**Task objective**:
Pick out the lines below with "JSON" and list them.
┌──
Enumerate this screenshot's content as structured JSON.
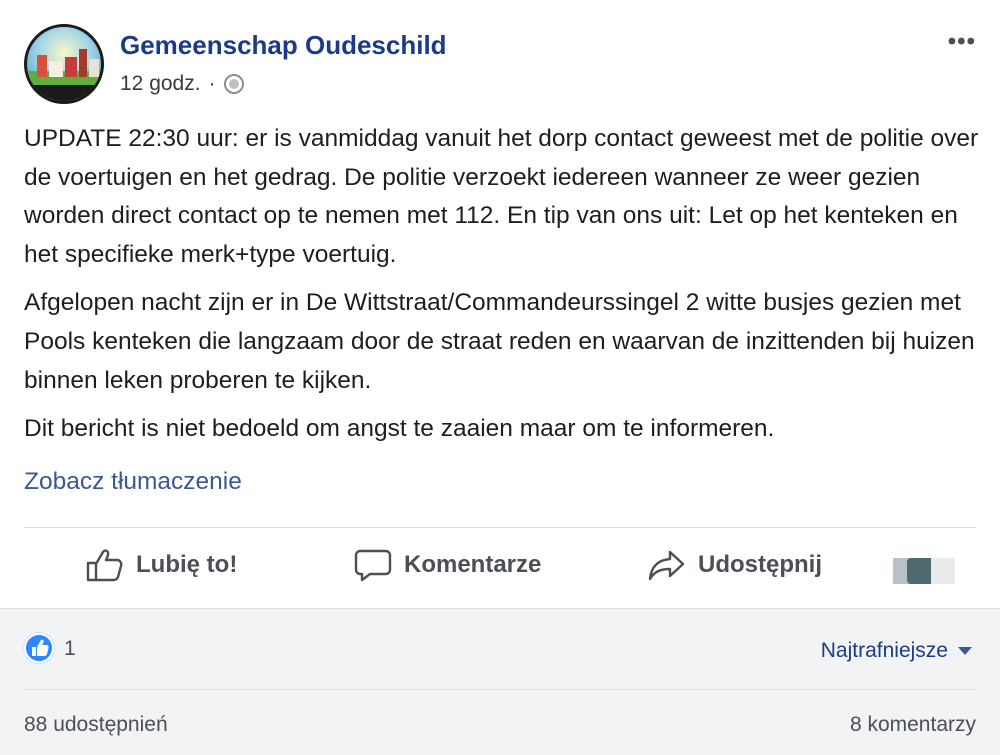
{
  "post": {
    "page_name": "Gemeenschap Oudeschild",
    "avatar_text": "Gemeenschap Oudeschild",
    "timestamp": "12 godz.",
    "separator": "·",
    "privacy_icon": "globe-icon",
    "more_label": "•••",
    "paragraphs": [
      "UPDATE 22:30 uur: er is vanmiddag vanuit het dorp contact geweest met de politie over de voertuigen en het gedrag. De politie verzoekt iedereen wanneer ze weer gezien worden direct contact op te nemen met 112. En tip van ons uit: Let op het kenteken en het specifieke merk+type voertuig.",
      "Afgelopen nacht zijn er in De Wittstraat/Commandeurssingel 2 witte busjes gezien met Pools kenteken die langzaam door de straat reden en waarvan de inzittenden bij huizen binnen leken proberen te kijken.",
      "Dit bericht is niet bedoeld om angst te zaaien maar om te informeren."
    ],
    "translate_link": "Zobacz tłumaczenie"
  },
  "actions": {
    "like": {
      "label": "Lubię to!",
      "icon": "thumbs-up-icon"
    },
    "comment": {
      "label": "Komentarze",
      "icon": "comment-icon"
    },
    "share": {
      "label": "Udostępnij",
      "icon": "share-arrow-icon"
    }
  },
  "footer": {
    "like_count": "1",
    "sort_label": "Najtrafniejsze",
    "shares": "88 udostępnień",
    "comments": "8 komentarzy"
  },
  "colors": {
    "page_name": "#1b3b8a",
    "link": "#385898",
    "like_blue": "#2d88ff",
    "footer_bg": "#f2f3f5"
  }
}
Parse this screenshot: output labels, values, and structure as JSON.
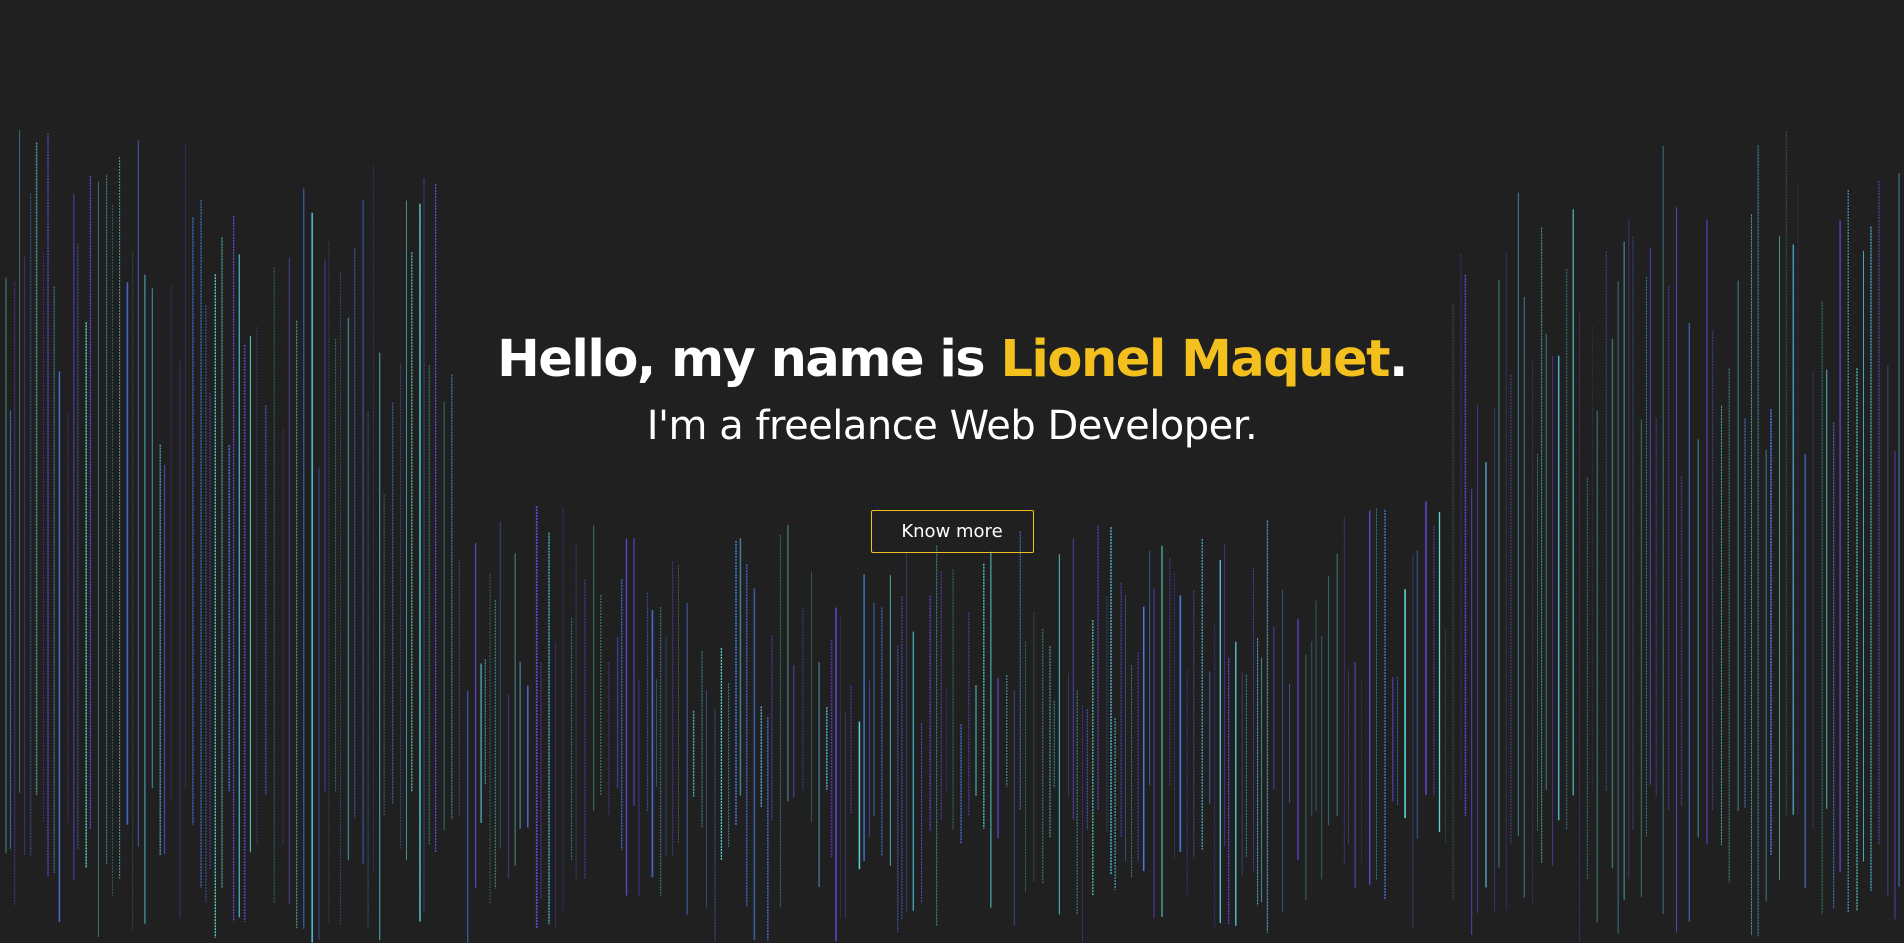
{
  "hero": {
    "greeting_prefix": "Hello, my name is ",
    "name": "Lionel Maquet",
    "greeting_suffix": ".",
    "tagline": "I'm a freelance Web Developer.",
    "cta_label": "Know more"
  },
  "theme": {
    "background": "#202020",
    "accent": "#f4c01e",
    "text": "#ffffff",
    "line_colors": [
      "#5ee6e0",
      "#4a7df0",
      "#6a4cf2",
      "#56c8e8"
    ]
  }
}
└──
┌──
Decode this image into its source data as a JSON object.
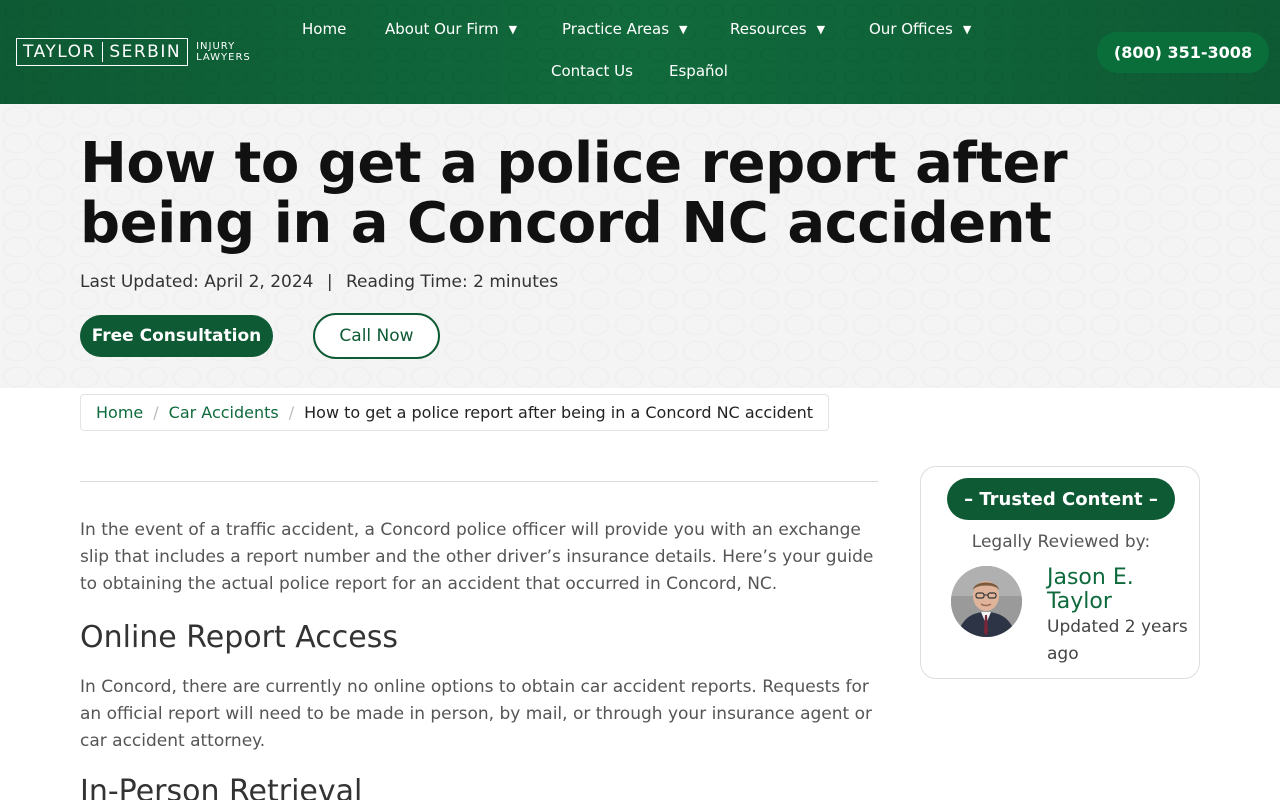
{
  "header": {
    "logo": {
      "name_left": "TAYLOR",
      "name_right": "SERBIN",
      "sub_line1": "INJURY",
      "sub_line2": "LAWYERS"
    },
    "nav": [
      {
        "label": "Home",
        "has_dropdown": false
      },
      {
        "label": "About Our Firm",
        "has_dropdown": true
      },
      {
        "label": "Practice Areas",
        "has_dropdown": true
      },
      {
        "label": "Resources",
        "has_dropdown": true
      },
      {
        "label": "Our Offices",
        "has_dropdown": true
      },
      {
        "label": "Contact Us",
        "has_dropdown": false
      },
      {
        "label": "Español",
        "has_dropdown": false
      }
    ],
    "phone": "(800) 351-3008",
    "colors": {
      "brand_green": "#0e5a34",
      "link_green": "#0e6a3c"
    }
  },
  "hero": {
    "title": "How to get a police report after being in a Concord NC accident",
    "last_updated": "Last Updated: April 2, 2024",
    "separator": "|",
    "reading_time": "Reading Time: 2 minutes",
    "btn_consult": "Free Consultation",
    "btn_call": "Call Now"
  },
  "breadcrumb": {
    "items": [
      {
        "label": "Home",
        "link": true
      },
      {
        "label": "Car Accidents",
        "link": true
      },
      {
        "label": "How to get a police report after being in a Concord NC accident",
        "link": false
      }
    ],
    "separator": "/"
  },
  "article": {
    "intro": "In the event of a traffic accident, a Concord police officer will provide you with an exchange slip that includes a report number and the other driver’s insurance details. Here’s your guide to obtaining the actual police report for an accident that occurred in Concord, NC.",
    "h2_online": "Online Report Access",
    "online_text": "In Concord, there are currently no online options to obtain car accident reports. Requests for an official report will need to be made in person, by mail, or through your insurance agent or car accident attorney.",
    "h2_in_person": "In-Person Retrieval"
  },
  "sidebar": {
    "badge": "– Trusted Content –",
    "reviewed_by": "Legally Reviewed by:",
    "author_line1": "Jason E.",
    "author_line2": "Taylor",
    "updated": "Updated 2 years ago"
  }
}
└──
**The answer**:
Enumerate this screenshot's content as structured JSON.
Parse this screenshot: output labels, values, and structure as JSON.
Decode this image into its source data as a JSON object.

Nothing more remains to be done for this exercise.